From an office in Indianapolis, SPI staffers are still chugging away at their Sisyphean task. But even as software patent applications and the accompanying litigation have skyrocketed, fewer people are taking notice of SPI's work. Budget cuts years ago forced the PTO to stop sending its examiners to train at the institute, and use of the SPI's database appears to be in decline.
"We've had a fairly low profile for the past couple years, even though we've actually chunked in more data than ever before," says SPI Executive Director Roland J. Cole. Even the patent office's own use of the database "is very spotty," says Cole, who bases that conclusion on spot checks of the system. "Some [examiners] use us, a lot of others don't."
Before the patent office and the ideas industry roll up their sleeves to fix software patents, they might take a lesson from SPI's obscurity. Access to information is but a small part of the PTO's woes. Any number of databases exist that examiners have access to but don't appear to use. Even those who take the initiative have little time -- the patent office allots examiners less than 26 hours to review a software application -- to slog through massive documentation that might shed light on the novelty of an applicant's idea.

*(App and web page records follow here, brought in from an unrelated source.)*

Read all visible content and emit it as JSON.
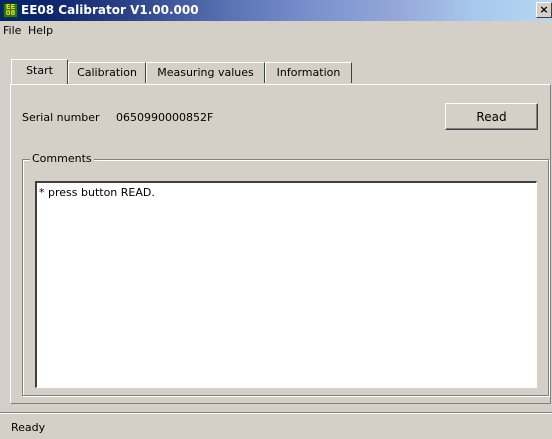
{
  "window": {
    "title": "EE08 Calibrator V1.00.000",
    "icon": "app-icon",
    "close_symbol": "×"
  },
  "menu": {
    "items": [
      "File",
      "Help"
    ]
  },
  "tabs": [
    {
      "label": "Start",
      "active": true
    },
    {
      "label": "Calibration",
      "active": false
    },
    {
      "label": "Measuring values",
      "active": false
    },
    {
      "label": "Information",
      "active": false
    }
  ],
  "start": {
    "serial_label": "Serial number",
    "serial_value": "0650990000852F",
    "read_button": "Read",
    "comments_label": "Comments",
    "comments_text": "* press button READ."
  },
  "status": {
    "text": "Ready"
  },
  "colors": {
    "face": "#d4d0c8",
    "titlebar_dark": "#0a246a",
    "titlebar_light": "#b7d7f3"
  }
}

Searching a database that purports to compile massive amounts of code and documentation isn't like using Google. An institutional knowledge of the subject, for one thing, is required. An application that involves, say, computer memory can't be researched by simply typing "RAM" into a search engine, partly because terminology is so fluid. Remember core memory?

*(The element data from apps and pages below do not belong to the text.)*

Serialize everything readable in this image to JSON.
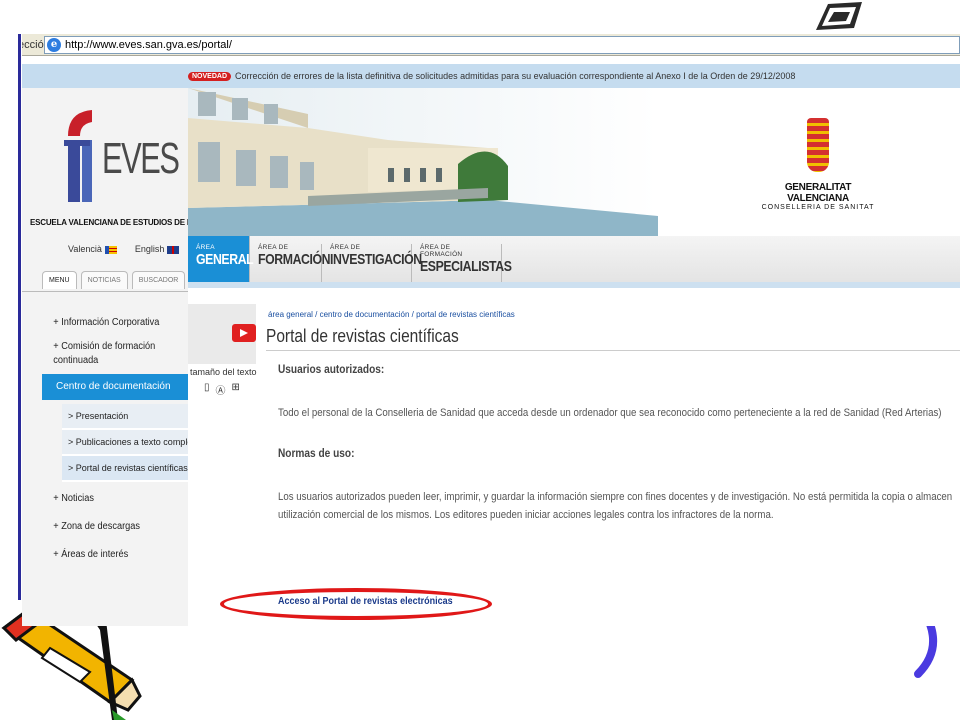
{
  "browser": {
    "address_label": "Dirección",
    "url": "http://www.eves.san.gva.es/portal/"
  },
  "news": {
    "badge": "NOVEDAD",
    "text": "Corrección de errores de la lista definitiva de solicitudes admitidas para su evaluación correspondiente al Anexo I de la Orden de 29/12/2008"
  },
  "logo": {
    "text": "EVES",
    "school": "ESCUELA VALENCIANA DE ESTUDIOS DE LA SALUD"
  },
  "languages": [
    "Valencià",
    "English"
  ],
  "tabs": [
    "MENU",
    "NOTICIAS",
    "BUSCADOR"
  ],
  "menu": {
    "items_top": [
      "+ Información Corporativa",
      "+ Comisión de formación",
      "continuada"
    ],
    "active": "Centro de documentación",
    "subitems": [
      "> Presentación",
      "> Publicaciones a texto completo",
      "> Portal de revistas científicas"
    ],
    "items_bottom": [
      "+ Noticias",
      "+ Zona de descargas",
      "+ Áreas de interés"
    ]
  },
  "gva": {
    "name": "GENERALITAT VALENCIANA",
    "dept": "CONSELLERIA DE SANITAT"
  },
  "areas": [
    {
      "small": "ÁREA",
      "big": "GENERAL"
    },
    {
      "small": "ÁREA DE",
      "big": "FORMACIÓN"
    },
    {
      "small": "ÁREA DE",
      "big": "INVESTIGACIÓN"
    },
    {
      "small": "ÁREA DE FORMACIÓN",
      "big": "ESPECIALISTAS"
    }
  ],
  "content": {
    "text_size_label": "tamaño del texto",
    "breadcrumb": "área general / centro de documentación / portal de revistas científicas",
    "title": "Portal de revistas científicas",
    "h1": "Usuarios autorizados:",
    "p1": "Todo el personal de la Conselleria de Sanidad que acceda desde un ordenador que sea reconocido como perteneciente a la red  de Sanidad (Red Arterias)",
    "h2": "Normas de uso:",
    "p2a": "Los usuarios autorizados pueden leer, imprimir, y guardar la información siempre con fines docentes y de investigación. No está permitida la copia o almacen",
    "p2b": "utilización comercial de los mismos. Los editores pueden iniciar acciones legales contra los infractores de la norma.",
    "access_link": "Acceso al  Portal de revistas electrónicas"
  },
  "colors": {
    "accent_blue": "#1a8fd6",
    "highlight_red": "#e01818",
    "news_bar": "#c5dcef"
  }
}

"There are a lot of databases out there," Doll acknowledges. "But the protocol or logic statements required to search [each one] are difficult or foreign or inaccessible."
The result: Thousands of patents granting exclusive rights to processes and code that everybody already uses. Business is partly to blame for the mess. The vast majority of software patent applications cite no prior art, meaning the idea is so new and unique that nothing out there is remotely like it. It's a disingenuous tactic designed to boost an application's chance of approval by making it tougher for an examiner to reject it.
Doll is counting heavily on industry to build a database that's as comprehensive as it is easy to use. The project's cost and funding haven't been worked out, "but the open-source community is going to fund this effort," Doll says. "If there is a cost, it's going to be borne by the industry."
Then he adds this reality check: "That might be wishful thinking." He may be right. Don't forget, the patent office has been left to its own devices before.
And what became of Compton's New Media's controversial patent? In 1994, a PTO staffer happened to take a look at a 1987 reference, The Complete HyperCard Handbook. He was in luck: The book had laid out Compton's idea years before the company's patent application, proving that the concept was neither novel nor original. Patent No. 5,241,671 bit the dust.